▶ [Required action] Take the data that sits below and write it out again exactly.

▶ [Exercise material]
Content starts
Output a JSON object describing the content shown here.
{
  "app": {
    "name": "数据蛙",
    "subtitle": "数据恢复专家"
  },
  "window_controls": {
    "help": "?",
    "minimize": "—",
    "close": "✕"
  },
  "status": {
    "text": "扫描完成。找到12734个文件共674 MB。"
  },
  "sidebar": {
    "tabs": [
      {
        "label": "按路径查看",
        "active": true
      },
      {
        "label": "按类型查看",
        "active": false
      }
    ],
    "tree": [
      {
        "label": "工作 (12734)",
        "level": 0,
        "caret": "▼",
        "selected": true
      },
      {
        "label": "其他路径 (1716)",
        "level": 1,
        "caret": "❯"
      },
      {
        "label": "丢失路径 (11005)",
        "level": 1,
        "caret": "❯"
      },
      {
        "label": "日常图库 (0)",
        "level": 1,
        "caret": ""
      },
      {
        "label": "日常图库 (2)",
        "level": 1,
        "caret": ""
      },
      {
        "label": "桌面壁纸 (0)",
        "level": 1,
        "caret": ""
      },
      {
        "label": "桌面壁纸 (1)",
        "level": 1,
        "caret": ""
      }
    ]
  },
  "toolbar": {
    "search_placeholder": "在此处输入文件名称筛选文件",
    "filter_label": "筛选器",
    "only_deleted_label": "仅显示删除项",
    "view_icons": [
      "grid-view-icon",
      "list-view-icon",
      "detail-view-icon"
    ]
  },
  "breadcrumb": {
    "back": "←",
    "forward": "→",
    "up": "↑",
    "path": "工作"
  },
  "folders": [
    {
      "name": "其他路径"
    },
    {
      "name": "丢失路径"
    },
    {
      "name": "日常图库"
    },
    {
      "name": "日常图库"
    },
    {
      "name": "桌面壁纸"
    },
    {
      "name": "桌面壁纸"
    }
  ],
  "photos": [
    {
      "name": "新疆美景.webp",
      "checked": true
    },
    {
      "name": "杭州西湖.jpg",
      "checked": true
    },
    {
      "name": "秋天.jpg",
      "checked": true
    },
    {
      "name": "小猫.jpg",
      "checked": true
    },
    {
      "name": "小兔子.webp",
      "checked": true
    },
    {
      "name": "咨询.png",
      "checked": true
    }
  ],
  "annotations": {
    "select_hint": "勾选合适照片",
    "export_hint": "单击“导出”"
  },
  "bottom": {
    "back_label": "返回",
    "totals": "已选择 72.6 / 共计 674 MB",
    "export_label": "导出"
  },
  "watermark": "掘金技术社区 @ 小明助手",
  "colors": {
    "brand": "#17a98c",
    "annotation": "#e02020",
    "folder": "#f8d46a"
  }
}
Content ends
▶ [Result of this exercise]
Output a JSON object describing the content shown here.
{
  "app": {
    "name": "数据蛙",
    "subtitle": "数据恢复专家"
  },
  "window_controls": {
    "help": "?",
    "minimize": "—",
    "close": "✕"
  },
  "status": {
    "text": "扫描完成。找到12734个文件共674 MB。"
  },
  "sidebar": {
    "tabs": [
      {
        "label": "按路径查看",
        "active": true
      },
      {
        "label": "按类型查看",
        "active": false
      }
    ],
    "tree": [
      {
        "label": "工作 (12734)",
        "level": 0,
        "caret": "▼",
        "selected": true
      },
      {
        "label": "其他路径 (1716)",
        "level": 1,
        "caret": "❯"
      },
      {
        "label": "丢失路径 (11005)",
        "level": 1,
        "caret": "❯"
      },
      {
        "label": "日常图库 (0)",
        "level": 1,
        "caret": ""
      },
      {
        "label": "日常图库 (2)",
        "level": 1,
        "caret": ""
      },
      {
        "label": "桌面壁纸 (0)",
        "level": 1,
        "caret": ""
      },
      {
        "label": "桌面壁纸 (1)",
        "level": 1,
        "caret": ""
      }
    ]
  },
  "toolbar": {
    "search_placeholder": "在此处输入文件名称筛选文件",
    "filter_label": "筛选器",
    "only_deleted_label": "仅显示删除项",
    "view_icons": [
      "grid-view-icon",
      "list-view-icon",
      "detail-view-icon"
    ]
  },
  "breadcrumb": {
    "back": "←",
    "forward": "→",
    "up": "↑",
    "path": "工作"
  },
  "folders": [
    {
      "name": "其他路径"
    },
    {
      "name": "丢失路径"
    },
    {
      "name": "日常图库"
    },
    {
      "name": "日常图库"
    },
    {
      "name": "桌面壁纸"
    },
    {
      "name": "桌面壁纸"
    }
  ],
  "photos": [
    {
      "name": "新疆美景.webp",
      "checked": true
    },
    {
      "name": "杭州西湖.jpg",
      "checked": true
    },
    {
      "name": "秋天.jpg",
      "checked": true
    },
    {
      "name": "小猫.jpg",
      "checked": true
    },
    {
      "name": "小兔子.webp",
      "checked": true
    },
    {
      "name": "咨询.png",
      "checked": true
    }
  ],
  "annotations": {
    "select_hint": "勾选合适照片",
    "export_hint": "单击“导出”"
  },
  "bottom": {
    "back_label": "返回",
    "totals": "已选择 72.6 / 共计 674 MB",
    "export_label": "导出"
  },
  "watermark": "掘金技术社区 @ 小明助手",
  "colors": {
    "brand": "#17a98c",
    "annotation": "#e02020",
    "folder": "#f8d46a"
  }
}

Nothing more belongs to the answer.